Daniels' vision for the show is based on what she sees as the stages of African American music and culture: spirituals, jazz, blues and theatrical music. Some of the African Americans who will be paid homage during the concert include composer H.T. Burleigh, ODU professor and composer Adolphus Hailstork, Billie Holliday, Sam Cook, Cythia Erivo, Whitney Houston and Franklin.
"Hearing young people do something and get together about something that has been followed for 400 years, doing it with pride and so much passion that is going to leave you shook, along with the talent and work," Daniels said. "I think all of us just need help and the will to fight."
Bringing alumni and students together to perform at first seemed intimidating to the first-year student. She also worried some people might be closed-minded to aspects of the journey of African Americans throughout the history of the United States. However, she said everyone has been very accommodating and respectful of her vision of the show.
This concert is a perfect example of letting students lead and bring their vision to life, said Nancy Klein, professor and director of the School of Music.
"It is a part of the mission of the Diehn School of Music to promote music and culture through live performances," Klein said. "We support all our students as they use their gifts and talents to enrich our community. This concert is a perfect example of that."
For a schedule of Black History Month events at ODU, go to this link.
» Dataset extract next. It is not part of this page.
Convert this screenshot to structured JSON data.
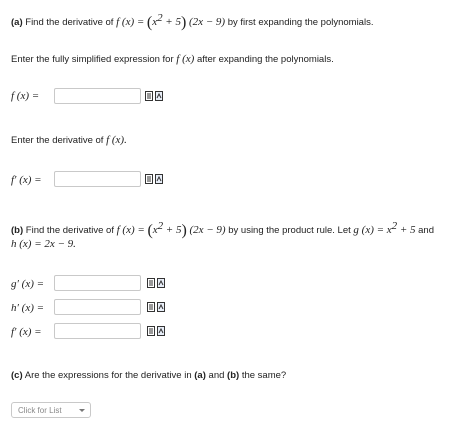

Brandi Taylor is a senior communication major from Richmond. This story was written as part of a partnership between the ODU Chapter of the Public Relations Student Society of America and the College of Arts & Letters to give students out-of-classroom experience in writing for public relations.